<<<<
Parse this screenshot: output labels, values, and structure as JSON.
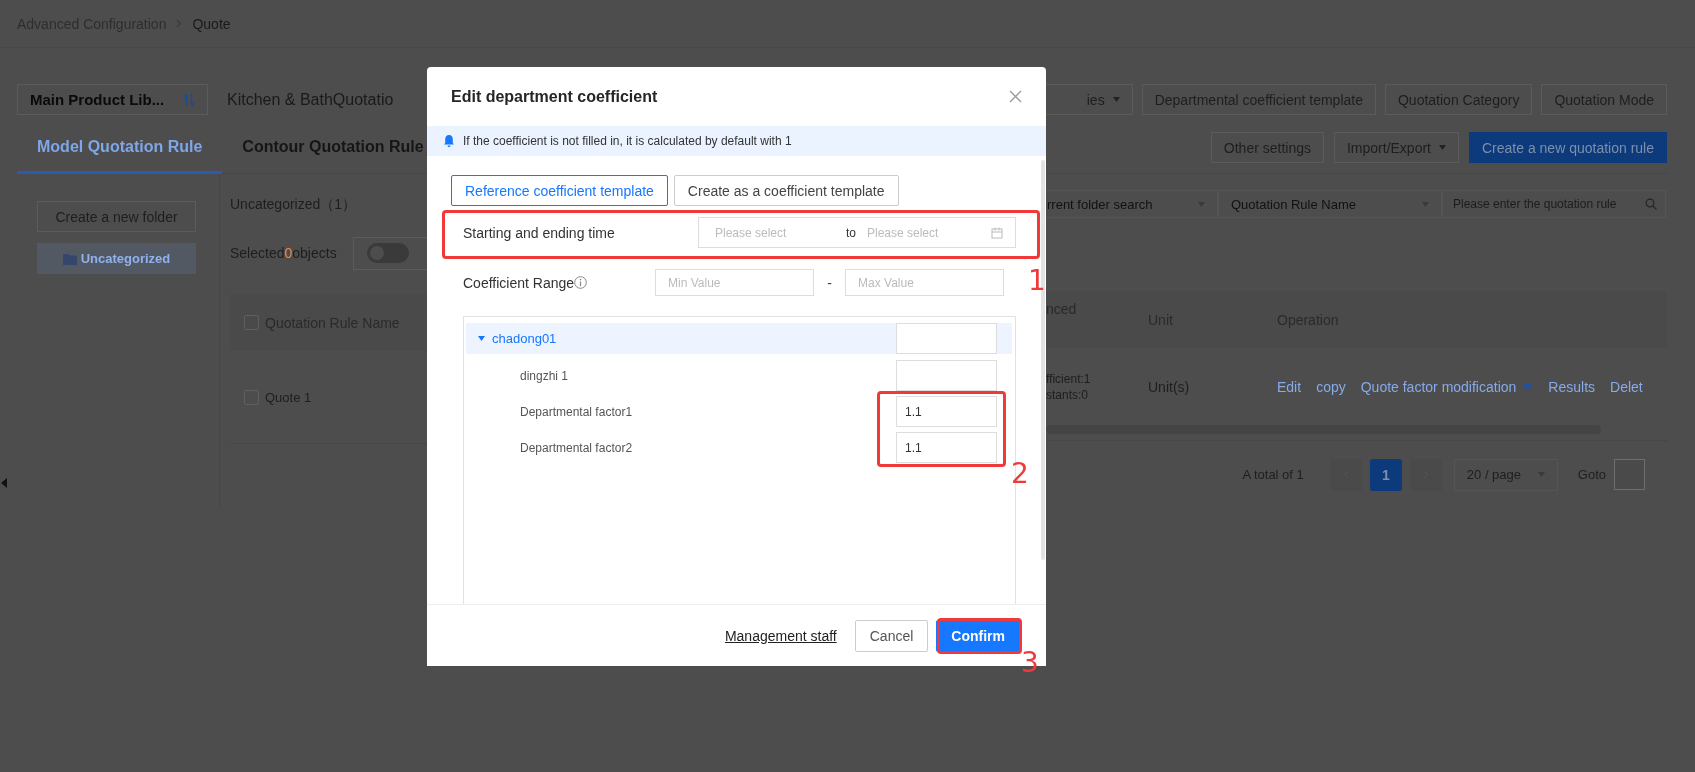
{
  "breadcrumb": [
    {
      "label": "Advanced Configuration",
      "selected": false
    },
    {
      "label": "Quote",
      "selected": true
    }
  ],
  "library_select": {
    "value": "Main Product Lib..."
  },
  "library_name": "Kitchen & BathQuotatio",
  "top_buttons": [
    {
      "label": "ies",
      "dropdown": true
    },
    {
      "label": "Departmental coefficient template",
      "dropdown": false
    },
    {
      "label": "Quotation Category",
      "dropdown": false
    },
    {
      "label": "Quotation Mode",
      "dropdown": false
    }
  ],
  "tabs": [
    {
      "label": "Model Quotation Rule",
      "selected": true
    },
    {
      "label": "Contour Quotation Rule",
      "selected": false
    }
  ],
  "action_buttons": [
    {
      "label": "Other settings",
      "kind": "default"
    },
    {
      "label": "Import/Export",
      "kind": "dropdown"
    },
    {
      "label": "Create a new quotation rule",
      "kind": "primary"
    }
  ],
  "sidebar": {
    "new_folder_button": "Create a new folder",
    "folders": [
      {
        "label": "Uncategorized",
        "selected": true
      }
    ]
  },
  "folder_title": "Uncategorized（1）",
  "selection": {
    "prefix": "Selected",
    "count": "0",
    "suffix": "objects",
    "toggle_on": false
  },
  "filters": [
    {
      "value": "rrent folder search"
    },
    {
      "value": "Quotation Rule Name"
    }
  ],
  "search": {
    "placeholder": "Please enter the quotation rule"
  },
  "table": {
    "name_column": "Quotation Rule Name",
    "header_checked": false,
    "columns_right": [
      "nced",
      "Unit",
      "Operation"
    ],
    "rows": [
      {
        "checked": false,
        "name": "Quote 1",
        "column_cut": [
          "fficient:1",
          "stants:0"
        ],
        "unit": "Unit(s)",
        "actions": [
          {
            "label": "Edit",
            "dropdown": false
          },
          {
            "label": "copy",
            "dropdown": false
          },
          {
            "label": "Quote factor modification",
            "dropdown": true
          },
          {
            "label": "Results",
            "dropdown": false
          },
          {
            "label": "Delet",
            "dropdown": false
          }
        ]
      }
    ]
  },
  "pagination": {
    "total": "A total of 1",
    "pages": [
      {
        "label": "1",
        "selected": true
      }
    ],
    "page_size": "20 / page",
    "goto": "Goto"
  },
  "dialog": {
    "title": "Edit department coefficient",
    "notice": "If the coefficient is not filled in, it is calculated by default with 1",
    "template_buttons": [
      {
        "label": "Reference coefficient template",
        "selected": true
      },
      {
        "label": "Create as a coefficient template",
        "selected": false
      }
    ],
    "time_range": {
      "label": "Starting and ending time",
      "start_placeholder": "Please select",
      "separator": "to",
      "end_placeholder": "Please select"
    },
    "coefficient_range": {
      "label": "Coefficient Range",
      "min_placeholder": "Min Value",
      "separator": "-",
      "max_placeholder": "Max Value"
    },
    "tree": [
      {
        "label": "chadong01",
        "expanded": true,
        "selected": true,
        "children": [
          {
            "label": "dingzhi 1"
          },
          {
            "label": "Departmental factor1",
            "value": "1.1"
          },
          {
            "label": "Departmental factor2",
            "value": "1.1"
          }
        ]
      }
    ],
    "footer": {
      "link": "Management staff",
      "buttons": [
        {
          "label": "Cancel",
          "kind": "default"
        },
        {
          "label": "Confirm",
          "kind": "primary"
        }
      ]
    },
    "annotations": [
      {
        "number": "1"
      },
      {
        "number": "2"
      },
      {
        "number": "3"
      }
    ]
  }
}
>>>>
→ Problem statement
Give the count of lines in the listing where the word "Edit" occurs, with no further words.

→ Result of the exercise
2